I am aware of when conscription began, as indeed I noted in my post, but you said that “anyone who didn’t want to fight in 1914-1918” could volunteer for the Red Cross etc. as if that were an alternative to conscription. When conscription went into effect, men working for the YMCA were drafted too. I have no information on what work the Richmond 16 were doing before they were arrested. I doubt you do either, so it seems a groundless assumption that they weren’t doing anything to “contribute to humanitarian work.” Quakers, for instance, have a very strong tradition of humanitarian efforts, even to the point of risking their own lives. They just don’t want to kill or support other people killing. I disagree that adhering to such a principle is the equivalent of enjoying “the protection and benefits of a free society” without contributing in turn. Quakers played an enormous role in creating a free society, in fact, thanks to their fearless fight against slavery. That’s the opposite of parasitism and cowardice.
You are correct I suppose that anyone who had sat on their hands from 1914 to 1916 had run out of time when conscription was introduced, unless they got themselves into a “preferred occupation” exempt from conscription, as uncounted thousands did.

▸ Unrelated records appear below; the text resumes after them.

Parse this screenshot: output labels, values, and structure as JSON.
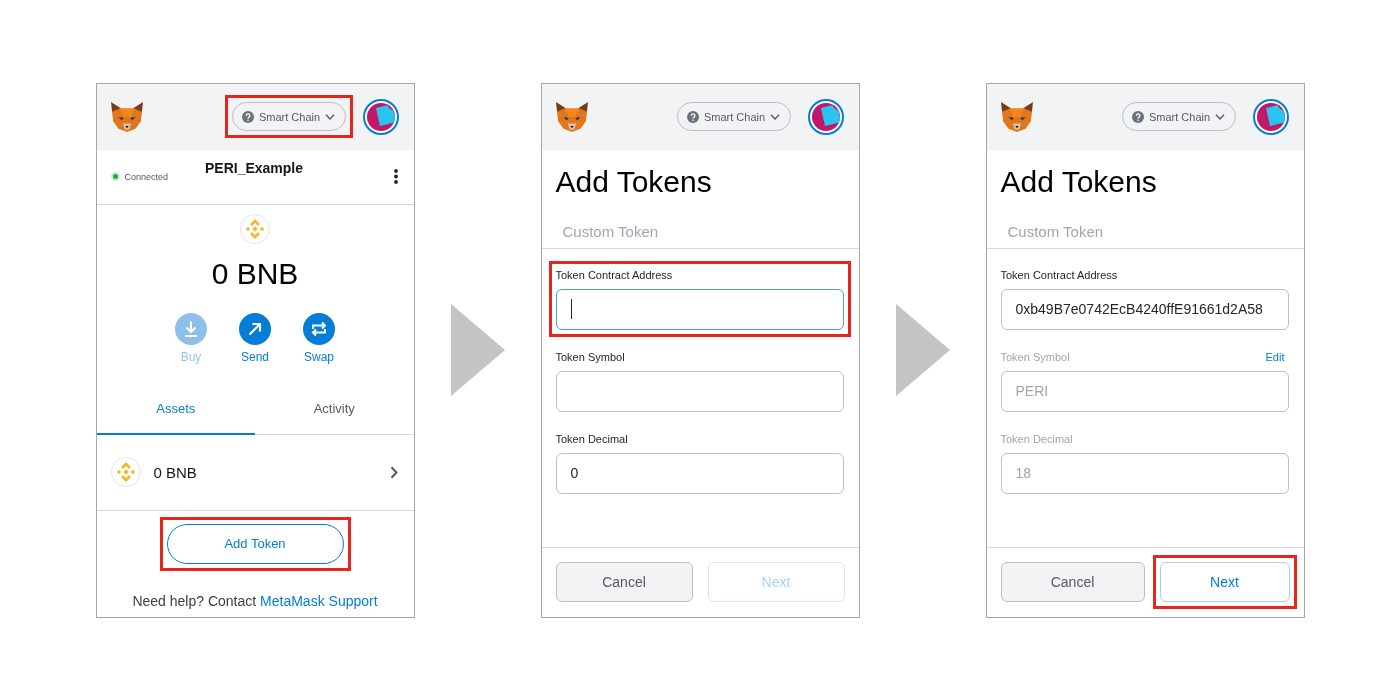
{
  "screens": [
    {
      "kind": "wallet",
      "header": {
        "network": "Smart Chain",
        "highlighted": true
      },
      "account": {
        "status": "Connected",
        "connected": true,
        "name": "PERI_Example"
      },
      "balance": "0 BNB",
      "actions": [
        {
          "kind": "buy",
          "label": "Buy",
          "disabled": true
        },
        {
          "kind": "send",
          "label": "Send",
          "disabled": false
        },
        {
          "kind": "swap",
          "label": "Swap",
          "disabled": false
        }
      ],
      "tabs": [
        {
          "label": "Assets",
          "selected": true
        },
        {
          "label": "Activity",
          "selected": false
        }
      ],
      "assets": [
        {
          "amount": "0 BNB"
        }
      ],
      "add_token_button": {
        "label": "Add Token",
        "highlighted": true
      },
      "help": {
        "text": "Need help? Contact",
        "link": "MetaMask Support"
      }
    },
    {
      "kind": "add_tokens",
      "header": {
        "network": "Smart Chain",
        "highlighted": false
      },
      "title": "Add Tokens",
      "tab": "Custom Token",
      "fields": [
        {
          "label": "Token Contract Address",
          "focused": true,
          "disabled": false,
          "highlighted": true
        },
        {
          "label": "Token Symbol",
          "focused": false,
          "disabled": false,
          "highlighted": false
        },
        {
          "label": "Token Decimal",
          "value": "0",
          "focused": false,
          "disabled": false,
          "highlighted": false
        }
      ],
      "buttons": [
        {
          "kind": "secondary",
          "label": "Cancel",
          "disabled": false,
          "highlighted": false
        },
        {
          "kind": "primary",
          "label": "Next",
          "disabled": true,
          "highlighted": false
        }
      ]
    },
    {
      "kind": "add_tokens",
      "header": {
        "network": "Smart Chain",
        "highlighted": false
      },
      "title": "Add Tokens",
      "tab": "Custom Token",
      "fields": [
        {
          "label": "Token Contract Address",
          "value": "0xb49B7e0742EcB4240ffE91661d2A58",
          "focused": false,
          "disabled": false,
          "highlighted": false
        },
        {
          "label": "Token Symbol",
          "action": "Edit",
          "value": "PERI",
          "focused": false,
          "disabled": true,
          "highlighted": false
        },
        {
          "label": "Token Decimal",
          "value": "18",
          "focused": false,
          "disabled": true,
          "highlighted": false
        }
      ],
      "buttons": [
        {
          "kind": "secondary",
          "label": "Cancel",
          "disabled": false,
          "highlighted": false
        },
        {
          "kind": "primary",
          "label": "Next",
          "disabled": false,
          "highlighted": true
        }
      ]
    }
  ]
}
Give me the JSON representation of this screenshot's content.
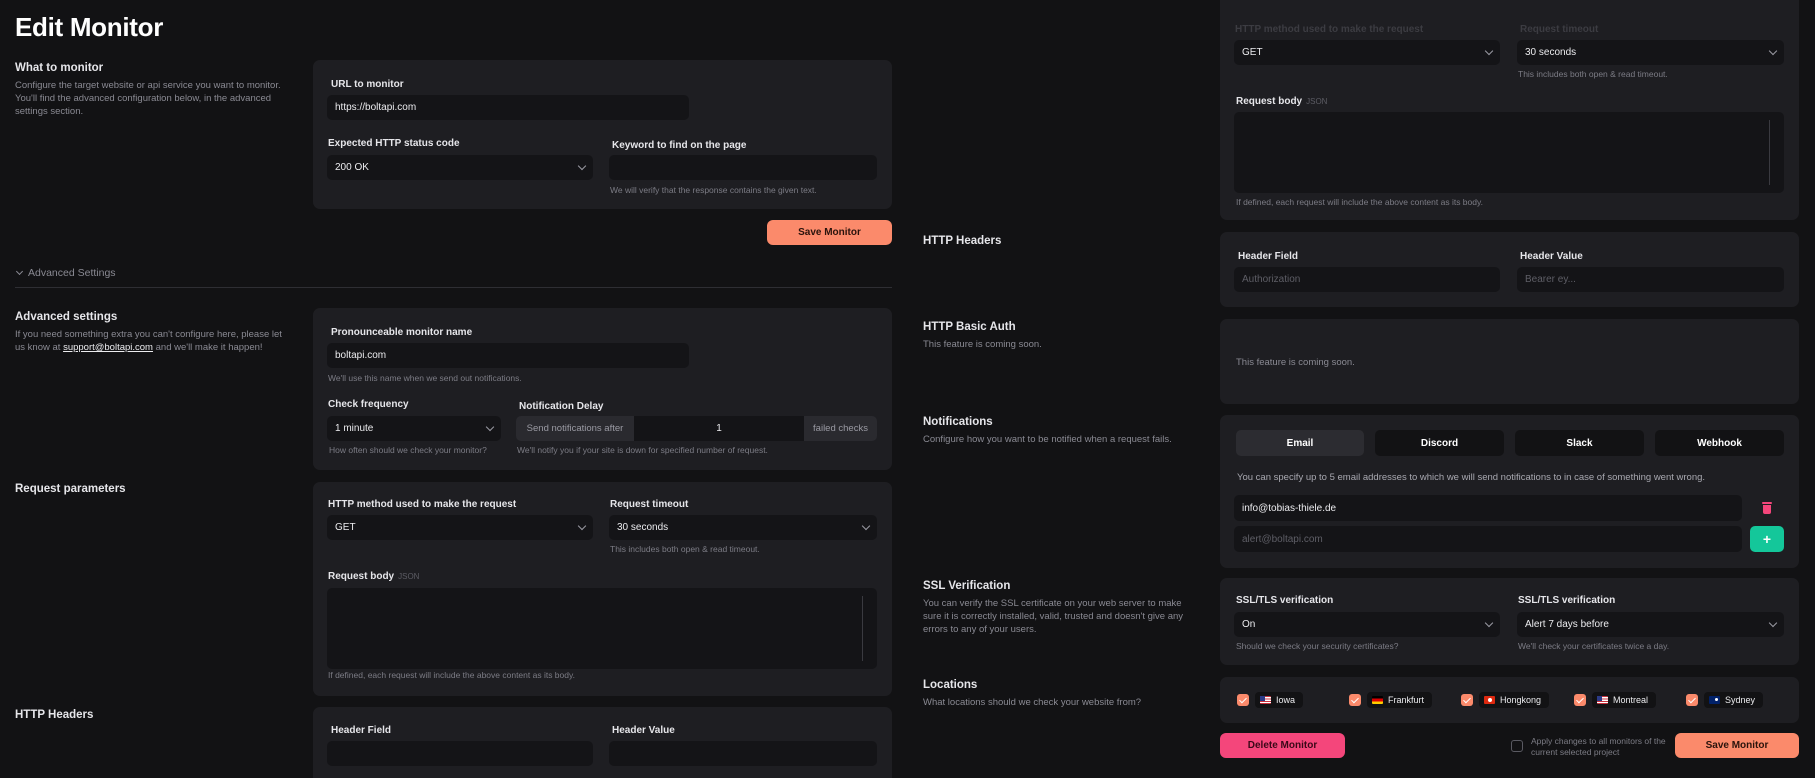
{
  "page": {
    "title": "Edit Monitor"
  },
  "what_to_monitor": {
    "title": "What to monitor",
    "description_lines": [
      "Configure the target website or api service you want to monitor.",
      "You'll find the advanced configuration below, in the advanced",
      "settings section."
    ],
    "url_label": "URL to monitor",
    "url_value": "https://boltapi.com",
    "status_label": "Expected HTTP status code",
    "status_value": "200 OK",
    "keyword_label": "Keyword to find on the page",
    "keyword_value": "",
    "keyword_hint": "We will verify that the response contains the given text."
  },
  "save_button_label": "Save Monitor",
  "advanced_toggle": "Advanced Settings",
  "advanced": {
    "title": "Advanced settings",
    "description_line1": "If you need something extra you can't configure here, please let",
    "description_line2_pre": "us know at ",
    "support_email": "support@boltapi.com",
    "description_line2_post": " and we'll make it happen!",
    "name_label": "Pronounceable monitor name",
    "name_value": "boltapi.com",
    "name_hint": "We'll use this name when we send out notifications.",
    "frequency_label": "Check frequency",
    "frequency_value": "1 minute",
    "frequency_hint": "How often should we check your monitor?",
    "delay_label": "Notification Delay",
    "delay_prefix": "Send notifications after",
    "delay_value": "1",
    "delay_suffix": "failed checks",
    "delay_hint": "We'll notify you if your site is down for specified number of request."
  },
  "request": {
    "title": "Request parameters",
    "method_label": "HTTP method used to make the request",
    "method_value": "GET",
    "timeout_label": "Request timeout",
    "timeout_value": "30 seconds",
    "timeout_hint": "This includes both open & read timeout.",
    "body_label": "Request body",
    "body_tag": "JSON",
    "body_hint": "If defined, each request will include the above content as its body.",
    "right_cut_method_label": "HTTP method used to make the request",
    "right_cut_timeout_label": "Request timeout"
  },
  "headers": {
    "title": "HTTP Headers",
    "field_label": "Header Field",
    "field_placeholder": "Authorization",
    "value_label": "Header Value",
    "value_placeholder": "Bearer ey..."
  },
  "basic_auth": {
    "title": "HTTP Basic Auth",
    "description": "This feature is coming soon.",
    "card_text": "This feature is coming soon."
  },
  "notifications": {
    "title": "Notifications",
    "description": "Configure how you want to be notified when a request fails.",
    "tabs": [
      "Email",
      "Discord",
      "Slack",
      "Webhook"
    ],
    "info": "You can specify up to 5 email addresses to which we will send notifications to in case of something went wrong.",
    "email_value": "info@tobias-thiele.de",
    "email_placeholder": "alert@boltapi.com",
    "add_label": "+"
  },
  "ssl": {
    "title": "SSL Verification",
    "description_lines": [
      "You can verify the SSL certificate on your web server to make",
      "sure it is correctly installed, valid, trusted and doesn't give any",
      "errors to any of your users."
    ],
    "verify_label": "SSL/TLS verification",
    "verify_value": "On",
    "verify_hint": "Should we check your security certificates?",
    "alert_label": "SSL/TLS verification",
    "alert_value": "Alert 7 days before",
    "alert_hint": "We'll check your certificates twice a day."
  },
  "locations": {
    "title": "Locations",
    "description": "What locations should we check your website from?",
    "items": [
      "Iowa",
      "Frankfurt",
      "Hongkong",
      "Montreal",
      "Sydney"
    ]
  },
  "footer": {
    "delete_label": "Delete Monitor",
    "apply_line1": "Apply changes to all monitors of the",
    "apply_line2": "current selected project",
    "save_label": "Save Monitor"
  },
  "colors": {
    "background": "#121214",
    "card": "#1e1e22",
    "accent_orange": "#fb8a6b",
    "accent_pink": "#f4467b",
    "accent_green": "#14c79a"
  }
}
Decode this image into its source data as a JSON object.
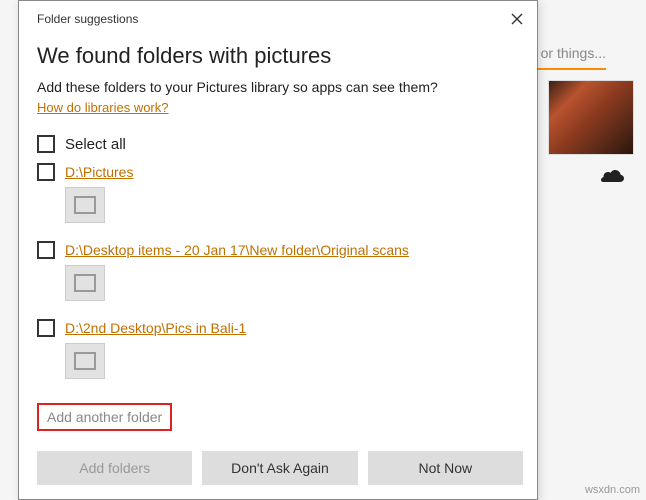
{
  "dialog": {
    "title": "Folder suggestions",
    "headline": "We found folders with pictures",
    "subtext": "Add these folders to your Pictures library so apps can see them?",
    "help_link": "How do libraries work?",
    "select_all_label": "Select all",
    "folders": [
      {
        "path": "D:\\Pictures"
      },
      {
        "path": "D:\\Desktop items - 20 Jan 17\\New folder\\Original scans"
      },
      {
        "path": "D:\\2nd Desktop\\Pics in Bali-1"
      }
    ],
    "add_another_label": "Add another folder",
    "buttons": {
      "add": "Add folders",
      "dont_ask": "Don't Ask Again",
      "not_now": "Not Now"
    }
  },
  "background": {
    "search_hint": "s, or things...",
    "watermark": "wsxdn.com"
  }
}
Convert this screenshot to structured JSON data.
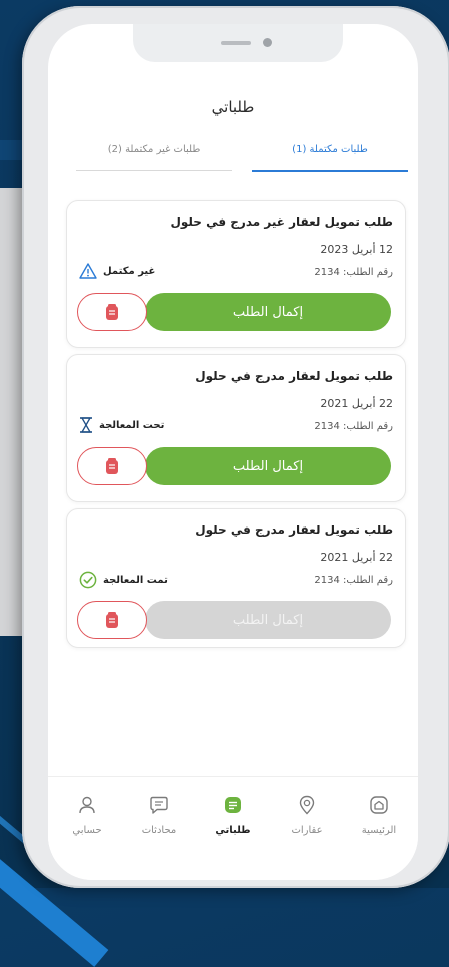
{
  "page_title": "طلباتي",
  "tabs": [
    {
      "label": "طلبات مكتملة (1)",
      "active": true
    },
    {
      "label": "طلبات غير مكتملة (2)",
      "active": false
    }
  ],
  "requests": [
    {
      "title": "طلب تمويل لعقار غير مدرج في حلول",
      "date": "12 أبريل 2023",
      "request_no": "رقم الطلب: 2134",
      "status": "غير مكتمل",
      "status_icon": "warning-icon",
      "action_label": "إكمال الطلب",
      "action_enabled": true
    },
    {
      "title": "طلب تمويل لعقار مدرج في حلول",
      "date": "22 أبريل 2021",
      "request_no": "رقم الطلب: 2134",
      "status": "تحت المعالجة",
      "status_icon": "hourglass-icon",
      "action_label": "إكمال الطلب",
      "action_enabled": true
    },
    {
      "title": "طلب تمويل لعقار مدرج في حلول",
      "date": "22 أبريل 2021",
      "request_no": "رقم الطلب: 2134",
      "status": "تمت المعالجة",
      "status_icon": "check-circle-icon",
      "action_label": "إكمال الطلب",
      "action_enabled": false
    }
  ],
  "bottom_nav": [
    {
      "label": "الرئيسية",
      "icon": "home-icon",
      "active": false
    },
    {
      "label": "عقارات",
      "icon": "location-pin-icon",
      "active": false
    },
    {
      "label": "طلباتي",
      "icon": "orders-icon",
      "active": true
    },
    {
      "label": "محادثات",
      "icon": "chat-icon",
      "active": false
    },
    {
      "label": "حسابي",
      "icon": "user-icon",
      "active": false
    }
  ],
  "colors": {
    "accent_green": "#6db33f",
    "accent_blue": "#2b7bd6",
    "danger_red": "#e0565b",
    "disabled_grey": "#d5d5d5",
    "background_navy": "#0a3559"
  }
}
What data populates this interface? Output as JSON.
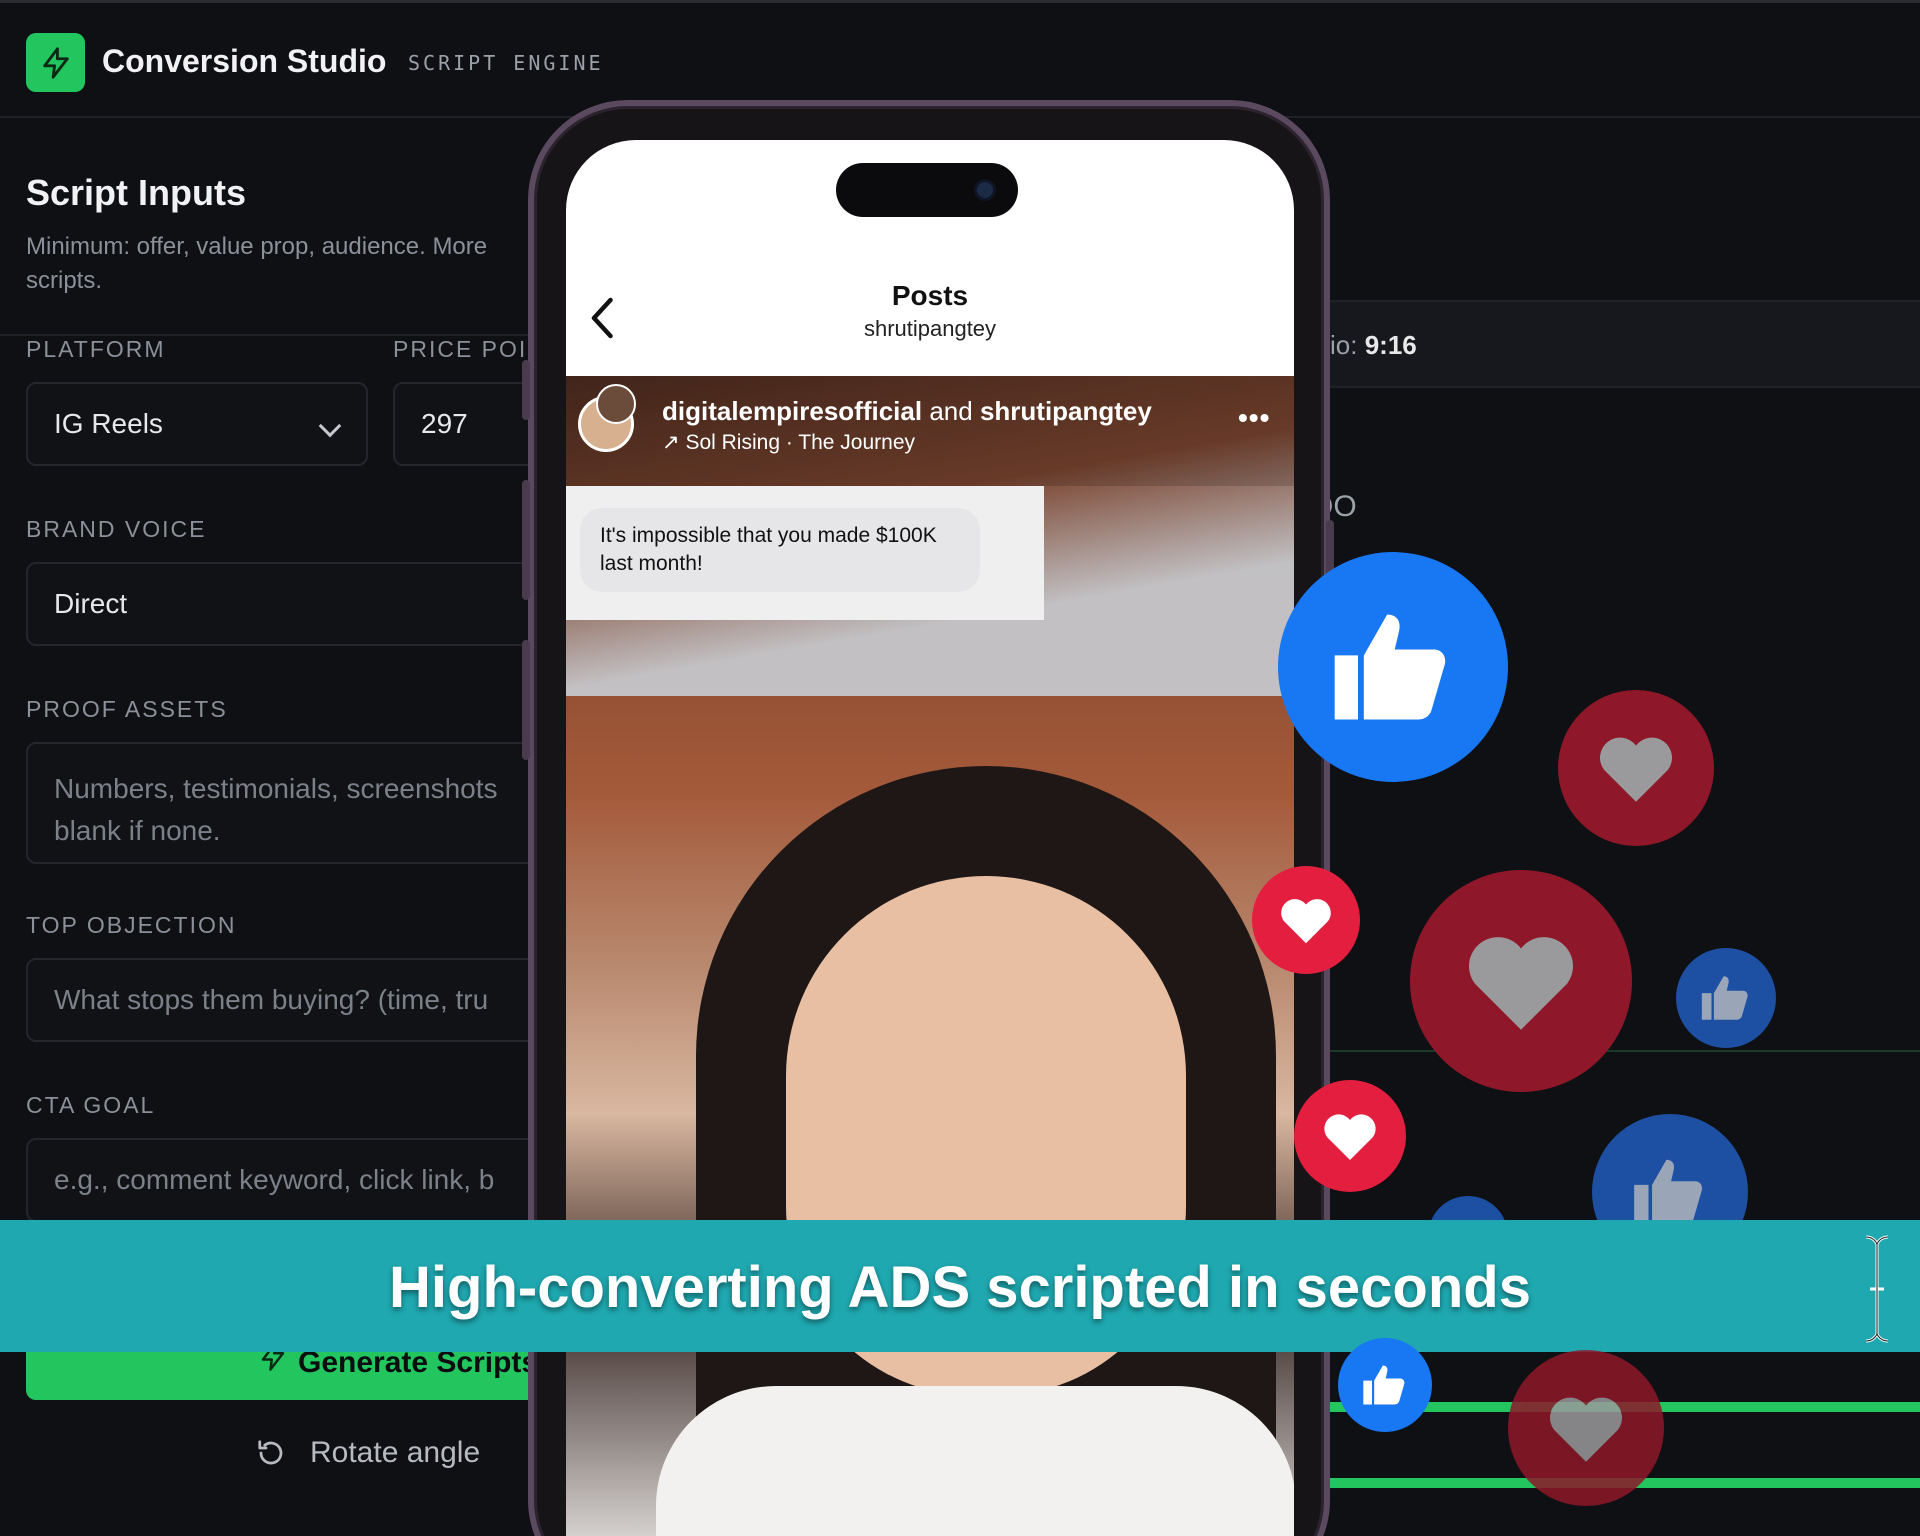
{
  "header": {
    "app_title": "Conversion Studio",
    "app_subtitle": "SCRIPT ENGINE",
    "logo_icon": "bolt-icon"
  },
  "form": {
    "title": "Script Inputs",
    "description_line1": "Minimum: offer, value prop, audience. More",
    "description_line2": "scripts.",
    "platform": {
      "label": "PLATFORM",
      "value": "IG Reels"
    },
    "price_point": {
      "label": "PRICE POI",
      "value": "297"
    },
    "brand_voice": {
      "label": "BRAND VOICE",
      "value": "Direct"
    },
    "proof_assets": {
      "label": "PROOF ASSETS",
      "placeholder_line1": "Numbers, testimonials, screenshots",
      "placeholder_line2": "blank if none."
    },
    "top_objection": {
      "label": "TOP OBJECTION",
      "placeholder": "What stops them buying? (time, tru"
    },
    "cta_goal": {
      "label": "CTA GOAL",
      "placeholder": "e.g., comment keyword, click link, b"
    },
    "generate_button": "Generate Scripts",
    "rotate_button": "Rotate angle"
  },
  "right_panel": {
    "ratio_prefix": "io:",
    "ratio_value": "9:16",
    "partial_text": "OO"
  },
  "phone": {
    "screen_title": "Posts",
    "screen_subtitle": "shrutipangtey",
    "post_author_1": "digitalempiresofficial",
    "post_author_joiner": "and",
    "post_author_2": "shrutipangtey",
    "music": "Sol Rising · The Journey",
    "more_icon": "more-dots-icon",
    "quote_line1": "It's impossible that you made $100K",
    "quote_line2": "last month!"
  },
  "caption": "High-converting ADS scripted in seconds",
  "colors": {
    "accent_green": "#22c55e",
    "banner_teal": "#1fa8b0",
    "like_blue": "#1877f2",
    "heart_red": "#e41e3f"
  }
}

It was well known that conscription was coming, so anyone who wished to could have availed themselves of the alternatives before then. Moral courage is always admirable, when it is truly that and not merely a fig leaf for self-preservation or an opportunity for grand-standing, or a combination of the two. It would probably be wise to maintain a degree of healthy scepticism regarding the motivations and mentalities of “conscientious objectors”, just as it would those of other inclinations.